Racial-ethnic disparities in cardiovascular disease (CVD) have been evident over the past few decades. As such, addressing these disparities have been a part of national programs such as Health People 2020 and the Million Heart initiative. Hypertension (HTN) has been a primary focus of these initiatives due to the significant contribution of HTN as a risk factor for CVD and its role in CVD racial/ethnic disparities. HTN is common among various racial/ethnic groups, in particular non-Hispanic blacks and certain groups of Hispanics. Additionally, both non-Hispanic black and Hispanic adults have been known to have higher prevalence of poorly controlled blood pressure (BP) compared to non-Hispanic whites.

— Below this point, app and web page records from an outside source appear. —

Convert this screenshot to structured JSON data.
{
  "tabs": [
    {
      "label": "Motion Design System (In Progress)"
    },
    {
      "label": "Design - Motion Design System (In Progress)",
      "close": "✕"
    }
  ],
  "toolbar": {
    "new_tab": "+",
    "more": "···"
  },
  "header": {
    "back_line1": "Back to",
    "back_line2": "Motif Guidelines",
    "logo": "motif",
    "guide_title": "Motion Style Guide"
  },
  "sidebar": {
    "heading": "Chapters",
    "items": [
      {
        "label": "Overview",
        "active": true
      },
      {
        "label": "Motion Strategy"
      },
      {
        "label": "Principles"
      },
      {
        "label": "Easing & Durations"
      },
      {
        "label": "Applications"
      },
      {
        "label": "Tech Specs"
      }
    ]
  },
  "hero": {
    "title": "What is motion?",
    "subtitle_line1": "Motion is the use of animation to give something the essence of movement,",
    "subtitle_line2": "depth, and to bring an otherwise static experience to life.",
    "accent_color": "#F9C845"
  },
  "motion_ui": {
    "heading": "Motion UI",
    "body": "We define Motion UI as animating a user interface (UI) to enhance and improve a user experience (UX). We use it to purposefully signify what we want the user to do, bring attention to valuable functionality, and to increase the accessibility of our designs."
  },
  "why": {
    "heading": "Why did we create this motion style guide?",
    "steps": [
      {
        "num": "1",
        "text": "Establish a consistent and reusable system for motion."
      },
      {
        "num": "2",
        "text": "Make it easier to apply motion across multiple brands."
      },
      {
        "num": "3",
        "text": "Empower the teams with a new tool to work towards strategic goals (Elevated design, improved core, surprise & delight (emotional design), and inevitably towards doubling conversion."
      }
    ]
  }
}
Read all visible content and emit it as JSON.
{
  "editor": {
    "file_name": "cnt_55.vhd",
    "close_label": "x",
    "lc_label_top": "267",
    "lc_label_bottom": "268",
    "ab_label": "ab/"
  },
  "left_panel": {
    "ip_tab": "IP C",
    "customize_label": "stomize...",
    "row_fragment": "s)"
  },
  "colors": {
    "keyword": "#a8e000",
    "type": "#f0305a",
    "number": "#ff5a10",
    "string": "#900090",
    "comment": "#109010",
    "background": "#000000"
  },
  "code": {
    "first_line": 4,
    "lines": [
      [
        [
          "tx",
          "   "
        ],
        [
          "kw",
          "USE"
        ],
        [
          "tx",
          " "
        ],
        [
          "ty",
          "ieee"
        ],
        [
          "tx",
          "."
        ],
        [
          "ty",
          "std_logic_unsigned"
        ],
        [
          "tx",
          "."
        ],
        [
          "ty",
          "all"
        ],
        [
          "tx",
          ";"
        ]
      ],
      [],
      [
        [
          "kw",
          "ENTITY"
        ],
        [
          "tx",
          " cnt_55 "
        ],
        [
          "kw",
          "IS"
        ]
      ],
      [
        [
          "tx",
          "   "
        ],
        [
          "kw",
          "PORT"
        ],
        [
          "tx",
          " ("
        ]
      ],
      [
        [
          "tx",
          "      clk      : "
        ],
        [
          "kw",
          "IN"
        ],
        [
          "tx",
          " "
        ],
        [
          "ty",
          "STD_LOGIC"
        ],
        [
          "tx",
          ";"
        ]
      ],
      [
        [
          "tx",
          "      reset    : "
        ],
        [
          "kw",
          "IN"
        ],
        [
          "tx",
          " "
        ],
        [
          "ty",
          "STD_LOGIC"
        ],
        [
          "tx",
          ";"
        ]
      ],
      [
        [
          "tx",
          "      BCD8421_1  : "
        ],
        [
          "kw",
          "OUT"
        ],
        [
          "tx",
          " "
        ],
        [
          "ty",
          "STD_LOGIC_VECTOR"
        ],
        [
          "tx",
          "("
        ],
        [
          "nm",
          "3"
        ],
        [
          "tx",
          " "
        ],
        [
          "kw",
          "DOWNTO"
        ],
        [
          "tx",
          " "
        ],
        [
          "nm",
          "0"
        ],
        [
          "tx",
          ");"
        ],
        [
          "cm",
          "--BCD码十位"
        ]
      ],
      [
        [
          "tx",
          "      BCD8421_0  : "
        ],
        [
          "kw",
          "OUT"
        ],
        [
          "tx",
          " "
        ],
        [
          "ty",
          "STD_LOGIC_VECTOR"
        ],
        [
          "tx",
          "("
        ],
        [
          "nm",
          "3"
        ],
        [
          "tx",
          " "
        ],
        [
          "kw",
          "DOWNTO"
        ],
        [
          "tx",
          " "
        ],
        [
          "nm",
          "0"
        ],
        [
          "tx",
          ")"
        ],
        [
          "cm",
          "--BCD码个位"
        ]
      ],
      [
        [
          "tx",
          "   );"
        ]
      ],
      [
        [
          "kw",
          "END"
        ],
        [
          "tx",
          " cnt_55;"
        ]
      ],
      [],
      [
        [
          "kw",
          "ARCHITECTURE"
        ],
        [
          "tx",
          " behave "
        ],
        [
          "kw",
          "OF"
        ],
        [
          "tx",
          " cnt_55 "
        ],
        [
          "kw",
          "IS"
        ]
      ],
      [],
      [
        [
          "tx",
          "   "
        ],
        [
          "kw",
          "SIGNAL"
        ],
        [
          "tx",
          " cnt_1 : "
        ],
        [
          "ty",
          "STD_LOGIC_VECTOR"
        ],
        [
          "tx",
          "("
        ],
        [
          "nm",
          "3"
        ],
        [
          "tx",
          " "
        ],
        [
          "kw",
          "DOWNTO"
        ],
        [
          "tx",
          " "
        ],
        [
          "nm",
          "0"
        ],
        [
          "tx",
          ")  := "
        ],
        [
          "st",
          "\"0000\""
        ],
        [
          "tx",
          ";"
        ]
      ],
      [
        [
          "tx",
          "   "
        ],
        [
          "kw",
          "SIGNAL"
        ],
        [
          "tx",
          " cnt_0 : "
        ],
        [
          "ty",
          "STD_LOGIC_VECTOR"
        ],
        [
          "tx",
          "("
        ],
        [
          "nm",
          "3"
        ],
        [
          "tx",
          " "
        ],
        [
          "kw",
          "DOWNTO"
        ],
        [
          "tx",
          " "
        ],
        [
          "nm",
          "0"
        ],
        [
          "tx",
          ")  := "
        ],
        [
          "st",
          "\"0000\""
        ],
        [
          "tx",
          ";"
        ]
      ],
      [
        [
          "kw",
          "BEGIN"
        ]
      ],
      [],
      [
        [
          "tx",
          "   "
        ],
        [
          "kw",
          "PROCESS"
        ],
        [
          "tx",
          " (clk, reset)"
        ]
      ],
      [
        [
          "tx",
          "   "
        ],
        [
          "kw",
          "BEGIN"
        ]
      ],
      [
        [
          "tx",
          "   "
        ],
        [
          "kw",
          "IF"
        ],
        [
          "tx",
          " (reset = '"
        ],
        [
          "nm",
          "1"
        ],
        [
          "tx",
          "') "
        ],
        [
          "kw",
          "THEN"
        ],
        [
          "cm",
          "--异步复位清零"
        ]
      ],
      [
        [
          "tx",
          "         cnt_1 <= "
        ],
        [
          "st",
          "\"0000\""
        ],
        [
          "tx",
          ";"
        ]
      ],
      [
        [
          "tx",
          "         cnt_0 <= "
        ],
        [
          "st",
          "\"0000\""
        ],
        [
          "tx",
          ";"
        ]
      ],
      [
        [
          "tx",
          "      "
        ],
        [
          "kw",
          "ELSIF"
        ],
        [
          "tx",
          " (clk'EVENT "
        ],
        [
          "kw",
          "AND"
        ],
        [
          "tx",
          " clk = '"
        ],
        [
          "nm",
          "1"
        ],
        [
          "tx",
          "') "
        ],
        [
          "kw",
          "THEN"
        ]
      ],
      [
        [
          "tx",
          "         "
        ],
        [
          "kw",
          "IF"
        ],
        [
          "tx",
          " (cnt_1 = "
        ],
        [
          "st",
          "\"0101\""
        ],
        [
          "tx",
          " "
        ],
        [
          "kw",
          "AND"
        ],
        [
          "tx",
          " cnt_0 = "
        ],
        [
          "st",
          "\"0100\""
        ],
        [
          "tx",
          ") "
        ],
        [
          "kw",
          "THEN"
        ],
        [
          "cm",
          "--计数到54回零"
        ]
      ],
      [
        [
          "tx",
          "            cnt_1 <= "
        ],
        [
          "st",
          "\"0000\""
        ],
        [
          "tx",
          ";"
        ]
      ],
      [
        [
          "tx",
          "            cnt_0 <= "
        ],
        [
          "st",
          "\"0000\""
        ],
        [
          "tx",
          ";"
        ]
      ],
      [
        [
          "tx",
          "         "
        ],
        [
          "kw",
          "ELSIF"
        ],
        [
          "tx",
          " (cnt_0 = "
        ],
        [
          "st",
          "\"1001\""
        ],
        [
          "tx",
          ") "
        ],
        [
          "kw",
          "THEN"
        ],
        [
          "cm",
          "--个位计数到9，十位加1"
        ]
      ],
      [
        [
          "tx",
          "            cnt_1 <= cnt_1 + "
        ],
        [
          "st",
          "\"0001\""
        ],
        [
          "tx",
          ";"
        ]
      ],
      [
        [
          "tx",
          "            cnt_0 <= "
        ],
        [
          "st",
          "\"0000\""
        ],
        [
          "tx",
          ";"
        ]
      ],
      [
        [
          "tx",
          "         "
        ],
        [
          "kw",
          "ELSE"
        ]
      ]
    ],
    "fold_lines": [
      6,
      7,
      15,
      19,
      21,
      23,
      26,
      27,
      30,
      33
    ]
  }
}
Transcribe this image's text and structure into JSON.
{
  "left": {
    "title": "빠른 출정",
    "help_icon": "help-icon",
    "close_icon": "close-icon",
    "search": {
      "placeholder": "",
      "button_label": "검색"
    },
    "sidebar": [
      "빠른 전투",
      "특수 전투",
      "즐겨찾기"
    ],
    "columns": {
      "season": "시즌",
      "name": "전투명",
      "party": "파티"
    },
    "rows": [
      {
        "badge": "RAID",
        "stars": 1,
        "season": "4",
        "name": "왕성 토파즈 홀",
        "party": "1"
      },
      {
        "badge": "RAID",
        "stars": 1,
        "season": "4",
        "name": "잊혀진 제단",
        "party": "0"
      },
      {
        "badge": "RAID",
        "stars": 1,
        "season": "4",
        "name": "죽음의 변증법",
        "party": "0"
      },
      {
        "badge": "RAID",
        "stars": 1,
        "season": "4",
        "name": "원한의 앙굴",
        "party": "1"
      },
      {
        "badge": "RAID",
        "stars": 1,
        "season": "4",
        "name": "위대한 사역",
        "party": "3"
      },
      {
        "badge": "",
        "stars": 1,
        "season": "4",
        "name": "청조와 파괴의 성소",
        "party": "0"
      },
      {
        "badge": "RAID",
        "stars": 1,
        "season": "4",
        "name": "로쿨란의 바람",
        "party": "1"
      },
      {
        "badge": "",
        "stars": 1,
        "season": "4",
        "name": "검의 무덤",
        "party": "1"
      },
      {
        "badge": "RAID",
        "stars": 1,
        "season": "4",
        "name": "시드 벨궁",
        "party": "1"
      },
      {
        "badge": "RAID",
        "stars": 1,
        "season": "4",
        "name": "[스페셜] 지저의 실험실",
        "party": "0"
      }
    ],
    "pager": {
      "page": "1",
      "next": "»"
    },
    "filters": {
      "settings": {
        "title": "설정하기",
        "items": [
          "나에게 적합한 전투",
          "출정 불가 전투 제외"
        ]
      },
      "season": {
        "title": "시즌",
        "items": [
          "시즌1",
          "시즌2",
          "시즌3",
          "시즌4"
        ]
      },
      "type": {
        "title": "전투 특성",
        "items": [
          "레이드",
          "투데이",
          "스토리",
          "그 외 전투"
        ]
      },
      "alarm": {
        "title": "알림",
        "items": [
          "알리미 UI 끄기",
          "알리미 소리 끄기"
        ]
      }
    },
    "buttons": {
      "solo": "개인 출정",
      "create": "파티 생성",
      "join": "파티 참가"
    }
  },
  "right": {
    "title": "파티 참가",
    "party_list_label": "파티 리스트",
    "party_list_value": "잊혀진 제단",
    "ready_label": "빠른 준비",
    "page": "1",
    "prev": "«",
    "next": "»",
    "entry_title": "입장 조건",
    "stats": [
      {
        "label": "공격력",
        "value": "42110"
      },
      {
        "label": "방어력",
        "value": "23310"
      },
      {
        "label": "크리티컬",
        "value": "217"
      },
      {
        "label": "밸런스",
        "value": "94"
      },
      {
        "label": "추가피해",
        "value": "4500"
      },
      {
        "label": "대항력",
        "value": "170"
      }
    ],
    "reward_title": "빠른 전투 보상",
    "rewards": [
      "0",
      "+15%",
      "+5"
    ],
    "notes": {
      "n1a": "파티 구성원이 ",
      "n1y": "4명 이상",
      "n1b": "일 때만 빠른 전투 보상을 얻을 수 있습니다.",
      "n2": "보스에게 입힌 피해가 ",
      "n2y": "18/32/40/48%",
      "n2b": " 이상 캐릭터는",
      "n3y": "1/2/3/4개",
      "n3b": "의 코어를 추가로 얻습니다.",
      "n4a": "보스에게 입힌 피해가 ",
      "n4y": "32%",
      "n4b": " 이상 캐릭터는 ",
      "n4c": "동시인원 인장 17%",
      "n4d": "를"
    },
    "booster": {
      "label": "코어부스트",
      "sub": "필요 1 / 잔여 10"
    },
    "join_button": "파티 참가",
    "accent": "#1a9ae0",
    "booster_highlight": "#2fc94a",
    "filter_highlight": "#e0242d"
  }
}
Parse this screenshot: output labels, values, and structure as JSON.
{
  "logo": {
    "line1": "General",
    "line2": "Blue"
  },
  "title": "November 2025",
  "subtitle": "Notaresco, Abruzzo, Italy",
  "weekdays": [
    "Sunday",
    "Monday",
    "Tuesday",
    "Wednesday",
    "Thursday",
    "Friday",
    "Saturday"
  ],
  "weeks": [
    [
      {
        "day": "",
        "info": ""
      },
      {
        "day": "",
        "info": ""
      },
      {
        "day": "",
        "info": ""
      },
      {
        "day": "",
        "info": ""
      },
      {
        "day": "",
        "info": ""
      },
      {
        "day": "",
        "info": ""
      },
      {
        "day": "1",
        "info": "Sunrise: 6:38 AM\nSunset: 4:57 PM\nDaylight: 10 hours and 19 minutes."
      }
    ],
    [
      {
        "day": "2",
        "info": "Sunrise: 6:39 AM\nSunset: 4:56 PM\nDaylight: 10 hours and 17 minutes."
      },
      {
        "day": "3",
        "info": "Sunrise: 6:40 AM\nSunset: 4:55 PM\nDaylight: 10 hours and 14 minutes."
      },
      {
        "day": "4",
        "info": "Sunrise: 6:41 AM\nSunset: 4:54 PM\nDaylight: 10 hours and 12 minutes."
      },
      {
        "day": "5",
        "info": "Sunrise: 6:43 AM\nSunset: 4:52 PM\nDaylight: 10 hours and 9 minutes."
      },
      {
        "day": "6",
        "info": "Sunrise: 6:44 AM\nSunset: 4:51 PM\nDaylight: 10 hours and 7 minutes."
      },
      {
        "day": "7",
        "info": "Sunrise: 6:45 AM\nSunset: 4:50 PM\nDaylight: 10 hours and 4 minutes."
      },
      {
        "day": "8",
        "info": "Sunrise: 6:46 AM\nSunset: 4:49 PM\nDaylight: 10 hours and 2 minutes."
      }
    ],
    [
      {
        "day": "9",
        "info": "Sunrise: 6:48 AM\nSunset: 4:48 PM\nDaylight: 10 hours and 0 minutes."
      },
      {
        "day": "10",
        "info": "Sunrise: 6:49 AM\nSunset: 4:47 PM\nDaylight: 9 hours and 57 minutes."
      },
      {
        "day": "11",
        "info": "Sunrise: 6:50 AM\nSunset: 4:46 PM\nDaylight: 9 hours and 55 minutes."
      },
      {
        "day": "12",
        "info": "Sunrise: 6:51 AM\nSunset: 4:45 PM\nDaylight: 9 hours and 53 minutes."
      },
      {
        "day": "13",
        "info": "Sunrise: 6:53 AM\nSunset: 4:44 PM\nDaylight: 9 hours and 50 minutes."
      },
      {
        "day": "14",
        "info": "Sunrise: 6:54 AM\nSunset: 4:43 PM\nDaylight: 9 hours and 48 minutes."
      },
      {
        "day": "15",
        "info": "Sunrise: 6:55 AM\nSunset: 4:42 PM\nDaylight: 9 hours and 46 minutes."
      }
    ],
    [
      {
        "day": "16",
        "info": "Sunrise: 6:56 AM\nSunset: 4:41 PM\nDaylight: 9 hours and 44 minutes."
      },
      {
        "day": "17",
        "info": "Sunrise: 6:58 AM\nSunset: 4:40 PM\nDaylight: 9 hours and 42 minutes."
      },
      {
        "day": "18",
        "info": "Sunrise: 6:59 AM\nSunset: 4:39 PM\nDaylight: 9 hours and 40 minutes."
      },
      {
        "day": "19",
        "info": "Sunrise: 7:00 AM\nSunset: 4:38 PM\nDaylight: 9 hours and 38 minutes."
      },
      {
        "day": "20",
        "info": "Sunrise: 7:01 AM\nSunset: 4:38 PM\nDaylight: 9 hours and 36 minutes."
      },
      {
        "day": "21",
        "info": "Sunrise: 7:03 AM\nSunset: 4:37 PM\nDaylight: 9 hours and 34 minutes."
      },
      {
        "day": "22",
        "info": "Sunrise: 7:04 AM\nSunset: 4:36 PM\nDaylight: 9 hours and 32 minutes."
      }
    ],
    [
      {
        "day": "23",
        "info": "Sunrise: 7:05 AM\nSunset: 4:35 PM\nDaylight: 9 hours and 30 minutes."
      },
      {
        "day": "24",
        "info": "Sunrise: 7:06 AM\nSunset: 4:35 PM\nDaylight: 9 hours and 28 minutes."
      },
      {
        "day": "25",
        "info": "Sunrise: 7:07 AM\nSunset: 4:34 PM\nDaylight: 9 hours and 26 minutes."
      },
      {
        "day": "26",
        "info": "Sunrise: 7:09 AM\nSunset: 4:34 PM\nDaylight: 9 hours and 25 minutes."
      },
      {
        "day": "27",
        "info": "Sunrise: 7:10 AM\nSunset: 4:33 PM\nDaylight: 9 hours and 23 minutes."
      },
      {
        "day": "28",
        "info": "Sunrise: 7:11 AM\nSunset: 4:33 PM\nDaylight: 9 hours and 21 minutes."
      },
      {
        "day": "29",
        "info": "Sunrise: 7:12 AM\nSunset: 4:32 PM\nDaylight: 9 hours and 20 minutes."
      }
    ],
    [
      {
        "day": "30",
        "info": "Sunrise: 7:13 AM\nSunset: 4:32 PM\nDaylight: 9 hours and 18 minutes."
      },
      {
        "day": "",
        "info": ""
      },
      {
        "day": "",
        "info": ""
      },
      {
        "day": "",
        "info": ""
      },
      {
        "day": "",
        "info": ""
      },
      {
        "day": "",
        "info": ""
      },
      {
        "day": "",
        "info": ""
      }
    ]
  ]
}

Long-standing HTN leads to increased risk of end-organ damage, development of coronary heart disease, stroke, end-stage kidney disease, and increased overall CVD-specific mortality. This chapter provides an update of available data on the prevalence of HTN in various racial/ethnic groups and prevalence of awareness, treatment, and control of HTN in attempts to further demonstrate the significant role HTN plays in racial/ethnic disparities in CVD. We also discuss the most recently published HTN guidelines that has led to debate regarding the potential impact on worsening CVD disparities, through disproportionate effects on the elderly, women, and non-Hispanic blacks.
Part of the book: Update on Essential Hypertension